Most online WKRP
fans know about the music replacements on the upcoming season 1 DVD set, but Randy Salas with the Minneapolis Star Tribune sheds some light on the issue in his article titled "A different tune for 'WKRP'" which appears in the Sunday paper (and distributed by McClatchy-Tribune News Service). Salas spoke to Hugh Wilson (creator of WKRP
) and Peter Staddon (Fox executive) about the changes to the set, and they both had some very interesting things to say. Here are some excerpts from the full article which can be read at the Star Tribune website
Although there are logistical challenges to renegotiating the [music] rights, cost was the biggest obstacle. Disappointing sales for another classic sitcom that Fox released on DVD, the Minneapolis-set "The Mary Tyler Moore Show," also caused the company to balk, said Peter Staddon, a marketing executive for Fox Home Entertainment.
"Everyone's heard of 'The Mary Tyler Moore Show,' and everyone thinks, 'Oh, that will sell really well,' " he said by phone from his Los Angeles office. "But not everyone is going to run out and buy it, as they might run out and buy a copy of 'My Name Is Earl,' which is contemporary and new and fresh."
The numbers back him up. The first-season DVD of "My Name Is Earl" has sold 330,000 copies since its release in September, according to Home Media Magazine. The first four seasons of "The Mary Tyler Moore Show" have sold about 375,000 total, including 150,000 for Season 1, said the publication's research director, Judith McCourt.
In fact, music issues dogged "WKRP" before the show aired, Wilson said. The original production company, MTM (co-owned by Mary Tyler Moore) balked at the cost of using real songs, but producers used a loophole in the music-licensing agreement that allowed significantly lower rates for shows that were videotaped instead of filmed. That's why the show used that lower-quality format.
["WKRP" creator Hugh] Wilson said he likes to think that he created a show with likable characters and funny scenes that can withstand any music alterations. Still, he confessed, "Every time we could do a joke with music, we sure did it -- like [nerdy newscaster] Les Nessman jumping around to 'Hot Blooded.' "
Told that that hilarious scene now featured a generic song instead of the Foreigner hit, Wilson said: "What?

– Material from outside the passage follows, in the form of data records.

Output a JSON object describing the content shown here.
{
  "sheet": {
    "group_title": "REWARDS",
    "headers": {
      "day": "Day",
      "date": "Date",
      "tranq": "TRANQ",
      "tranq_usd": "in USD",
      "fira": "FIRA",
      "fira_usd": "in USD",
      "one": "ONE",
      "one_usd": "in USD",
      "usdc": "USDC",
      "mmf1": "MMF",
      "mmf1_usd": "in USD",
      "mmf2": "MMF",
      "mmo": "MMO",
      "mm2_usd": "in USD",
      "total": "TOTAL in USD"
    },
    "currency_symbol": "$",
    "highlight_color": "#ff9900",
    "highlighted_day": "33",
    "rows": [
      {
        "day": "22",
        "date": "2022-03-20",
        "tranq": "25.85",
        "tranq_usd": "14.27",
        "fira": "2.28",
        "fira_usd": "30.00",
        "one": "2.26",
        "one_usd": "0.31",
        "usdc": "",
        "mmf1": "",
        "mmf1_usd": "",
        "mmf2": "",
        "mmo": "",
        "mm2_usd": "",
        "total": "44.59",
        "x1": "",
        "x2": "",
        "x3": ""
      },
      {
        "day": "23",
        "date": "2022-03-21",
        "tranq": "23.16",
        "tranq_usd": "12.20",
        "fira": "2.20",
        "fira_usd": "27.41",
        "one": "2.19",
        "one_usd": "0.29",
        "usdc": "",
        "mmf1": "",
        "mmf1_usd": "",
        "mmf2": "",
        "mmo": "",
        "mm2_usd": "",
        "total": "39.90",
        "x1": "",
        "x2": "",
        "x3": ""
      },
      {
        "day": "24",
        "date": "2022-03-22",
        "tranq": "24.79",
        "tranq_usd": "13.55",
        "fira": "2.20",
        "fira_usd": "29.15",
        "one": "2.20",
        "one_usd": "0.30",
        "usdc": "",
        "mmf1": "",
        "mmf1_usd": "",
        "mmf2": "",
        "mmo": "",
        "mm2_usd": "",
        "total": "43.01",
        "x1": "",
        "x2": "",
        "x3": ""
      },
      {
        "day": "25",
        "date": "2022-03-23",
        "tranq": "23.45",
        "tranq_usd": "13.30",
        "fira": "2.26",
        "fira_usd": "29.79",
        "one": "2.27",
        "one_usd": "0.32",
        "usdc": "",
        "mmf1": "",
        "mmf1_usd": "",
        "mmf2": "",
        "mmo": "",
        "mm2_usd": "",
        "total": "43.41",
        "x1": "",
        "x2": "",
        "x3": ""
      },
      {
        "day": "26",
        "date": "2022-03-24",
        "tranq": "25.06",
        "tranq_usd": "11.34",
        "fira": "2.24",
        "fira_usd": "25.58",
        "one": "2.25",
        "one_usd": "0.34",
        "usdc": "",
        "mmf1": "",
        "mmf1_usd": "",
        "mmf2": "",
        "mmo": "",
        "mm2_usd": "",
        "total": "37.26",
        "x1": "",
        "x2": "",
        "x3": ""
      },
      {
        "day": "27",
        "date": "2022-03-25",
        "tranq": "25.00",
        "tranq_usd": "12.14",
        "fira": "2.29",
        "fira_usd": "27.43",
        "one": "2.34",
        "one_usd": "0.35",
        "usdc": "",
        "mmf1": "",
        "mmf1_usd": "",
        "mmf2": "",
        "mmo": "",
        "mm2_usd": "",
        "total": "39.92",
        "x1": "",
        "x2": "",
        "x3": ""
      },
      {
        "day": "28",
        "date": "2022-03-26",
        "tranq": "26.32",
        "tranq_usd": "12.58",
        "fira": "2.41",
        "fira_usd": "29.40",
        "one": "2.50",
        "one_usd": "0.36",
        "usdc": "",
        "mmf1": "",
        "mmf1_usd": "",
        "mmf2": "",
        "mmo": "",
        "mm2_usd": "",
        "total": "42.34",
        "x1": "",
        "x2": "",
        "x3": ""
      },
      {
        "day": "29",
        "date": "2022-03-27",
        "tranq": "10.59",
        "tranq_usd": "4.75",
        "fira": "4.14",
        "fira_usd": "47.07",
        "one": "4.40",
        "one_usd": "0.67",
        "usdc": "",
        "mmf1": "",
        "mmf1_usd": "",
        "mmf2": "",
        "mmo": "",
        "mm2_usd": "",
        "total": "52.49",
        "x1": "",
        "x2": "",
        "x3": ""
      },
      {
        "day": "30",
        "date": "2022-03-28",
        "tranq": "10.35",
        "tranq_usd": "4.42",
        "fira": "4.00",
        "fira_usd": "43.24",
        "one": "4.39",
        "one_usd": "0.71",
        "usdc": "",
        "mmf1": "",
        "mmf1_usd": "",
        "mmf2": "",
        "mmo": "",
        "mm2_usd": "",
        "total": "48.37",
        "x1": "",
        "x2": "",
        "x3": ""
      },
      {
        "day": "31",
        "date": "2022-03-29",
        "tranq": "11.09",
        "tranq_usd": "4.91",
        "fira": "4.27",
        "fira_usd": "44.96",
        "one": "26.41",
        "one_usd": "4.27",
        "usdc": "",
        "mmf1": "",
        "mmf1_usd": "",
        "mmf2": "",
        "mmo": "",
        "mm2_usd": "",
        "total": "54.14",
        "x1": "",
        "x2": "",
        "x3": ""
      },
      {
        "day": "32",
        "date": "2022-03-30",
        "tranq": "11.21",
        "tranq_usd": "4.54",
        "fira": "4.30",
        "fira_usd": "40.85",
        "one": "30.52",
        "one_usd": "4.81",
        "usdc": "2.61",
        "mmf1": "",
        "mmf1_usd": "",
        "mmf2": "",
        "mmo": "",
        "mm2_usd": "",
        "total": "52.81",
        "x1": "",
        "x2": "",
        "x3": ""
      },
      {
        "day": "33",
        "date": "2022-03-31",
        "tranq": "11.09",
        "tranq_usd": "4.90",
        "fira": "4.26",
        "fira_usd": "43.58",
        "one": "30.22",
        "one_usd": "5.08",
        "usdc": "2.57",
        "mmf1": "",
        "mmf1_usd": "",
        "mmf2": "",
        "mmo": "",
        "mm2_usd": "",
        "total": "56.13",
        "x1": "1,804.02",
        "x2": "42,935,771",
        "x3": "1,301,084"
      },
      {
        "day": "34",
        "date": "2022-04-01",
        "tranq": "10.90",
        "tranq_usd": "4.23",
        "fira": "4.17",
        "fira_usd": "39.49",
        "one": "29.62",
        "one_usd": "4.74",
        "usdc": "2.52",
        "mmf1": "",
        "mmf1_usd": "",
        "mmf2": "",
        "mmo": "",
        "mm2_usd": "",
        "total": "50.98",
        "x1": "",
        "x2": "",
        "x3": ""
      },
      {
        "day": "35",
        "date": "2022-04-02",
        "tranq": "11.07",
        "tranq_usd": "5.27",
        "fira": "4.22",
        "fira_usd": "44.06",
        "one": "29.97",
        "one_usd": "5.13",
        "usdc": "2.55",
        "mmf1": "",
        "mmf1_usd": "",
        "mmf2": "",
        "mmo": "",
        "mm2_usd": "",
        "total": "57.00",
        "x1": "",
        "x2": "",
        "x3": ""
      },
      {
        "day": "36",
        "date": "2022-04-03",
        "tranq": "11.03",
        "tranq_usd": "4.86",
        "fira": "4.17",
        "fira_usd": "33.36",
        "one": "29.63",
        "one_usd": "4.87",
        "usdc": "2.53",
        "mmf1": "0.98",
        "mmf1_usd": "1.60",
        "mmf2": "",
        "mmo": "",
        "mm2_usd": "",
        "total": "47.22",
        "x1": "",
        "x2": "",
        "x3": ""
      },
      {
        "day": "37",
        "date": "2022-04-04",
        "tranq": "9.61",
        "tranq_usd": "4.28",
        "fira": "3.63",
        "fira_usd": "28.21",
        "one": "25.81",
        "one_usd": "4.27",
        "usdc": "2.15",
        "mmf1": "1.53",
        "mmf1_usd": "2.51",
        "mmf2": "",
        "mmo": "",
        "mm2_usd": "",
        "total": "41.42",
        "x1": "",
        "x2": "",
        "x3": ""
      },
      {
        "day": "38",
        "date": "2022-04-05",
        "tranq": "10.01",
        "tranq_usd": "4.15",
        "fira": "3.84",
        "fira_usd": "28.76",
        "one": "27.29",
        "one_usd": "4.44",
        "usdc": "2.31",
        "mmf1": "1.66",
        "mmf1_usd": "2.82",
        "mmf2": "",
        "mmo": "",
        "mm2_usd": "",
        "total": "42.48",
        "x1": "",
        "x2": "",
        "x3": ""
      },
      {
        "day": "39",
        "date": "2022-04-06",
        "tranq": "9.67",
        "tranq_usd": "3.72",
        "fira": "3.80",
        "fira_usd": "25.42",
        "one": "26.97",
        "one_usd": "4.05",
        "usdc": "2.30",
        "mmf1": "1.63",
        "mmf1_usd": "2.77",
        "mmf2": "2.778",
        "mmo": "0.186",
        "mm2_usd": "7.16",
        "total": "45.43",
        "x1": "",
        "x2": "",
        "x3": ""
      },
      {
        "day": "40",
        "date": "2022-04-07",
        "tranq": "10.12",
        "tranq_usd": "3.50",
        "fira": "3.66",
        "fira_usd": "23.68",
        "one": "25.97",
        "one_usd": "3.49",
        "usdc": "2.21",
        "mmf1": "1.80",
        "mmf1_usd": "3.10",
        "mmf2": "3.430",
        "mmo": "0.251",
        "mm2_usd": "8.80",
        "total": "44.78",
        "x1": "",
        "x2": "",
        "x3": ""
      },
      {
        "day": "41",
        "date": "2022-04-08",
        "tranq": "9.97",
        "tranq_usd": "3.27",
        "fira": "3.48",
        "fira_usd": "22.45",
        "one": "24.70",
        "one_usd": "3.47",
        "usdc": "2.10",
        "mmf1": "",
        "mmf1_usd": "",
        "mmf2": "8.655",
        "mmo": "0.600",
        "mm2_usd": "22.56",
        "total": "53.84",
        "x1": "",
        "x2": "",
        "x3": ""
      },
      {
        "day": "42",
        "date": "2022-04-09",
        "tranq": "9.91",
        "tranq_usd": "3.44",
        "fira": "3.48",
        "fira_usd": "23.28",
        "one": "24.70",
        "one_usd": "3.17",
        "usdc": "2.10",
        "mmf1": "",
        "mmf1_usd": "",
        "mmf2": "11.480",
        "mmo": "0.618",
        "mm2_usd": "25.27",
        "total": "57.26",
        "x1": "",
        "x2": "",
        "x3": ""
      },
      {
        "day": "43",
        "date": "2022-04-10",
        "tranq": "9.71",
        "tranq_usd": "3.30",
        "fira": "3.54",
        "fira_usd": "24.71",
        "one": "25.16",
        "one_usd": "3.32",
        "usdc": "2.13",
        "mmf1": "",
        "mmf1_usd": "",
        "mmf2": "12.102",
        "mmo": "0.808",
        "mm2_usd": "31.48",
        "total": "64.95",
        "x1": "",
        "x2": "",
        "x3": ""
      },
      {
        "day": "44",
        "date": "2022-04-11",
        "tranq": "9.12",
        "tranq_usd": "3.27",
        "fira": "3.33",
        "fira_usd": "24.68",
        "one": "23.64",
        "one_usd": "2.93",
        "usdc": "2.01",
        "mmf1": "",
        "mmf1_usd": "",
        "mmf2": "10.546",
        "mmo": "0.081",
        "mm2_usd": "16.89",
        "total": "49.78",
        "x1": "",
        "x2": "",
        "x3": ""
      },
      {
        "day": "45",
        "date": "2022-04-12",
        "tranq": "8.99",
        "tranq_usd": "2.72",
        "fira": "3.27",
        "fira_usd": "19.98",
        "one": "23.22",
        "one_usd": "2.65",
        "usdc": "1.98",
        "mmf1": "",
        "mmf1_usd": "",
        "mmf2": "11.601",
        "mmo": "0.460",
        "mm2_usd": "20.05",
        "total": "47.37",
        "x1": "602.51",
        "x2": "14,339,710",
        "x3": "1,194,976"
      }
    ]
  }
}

Aw -- oh my, oh my, oh my, oh my, oh my. I didn't know that. They told me they were going to keep a lot of the music."
You'll have to read the full article
for more information on the cost to license the music, but it's not cheap.
Randy Salas is going to provide us with some material that didn't make it into the final column due to space constraints - we should have that up on Monday, so stay tuned.
Thanks again to Randy Salas for providing us this information, and don't forget to read the entire article on the Minneapolis Star Tribune website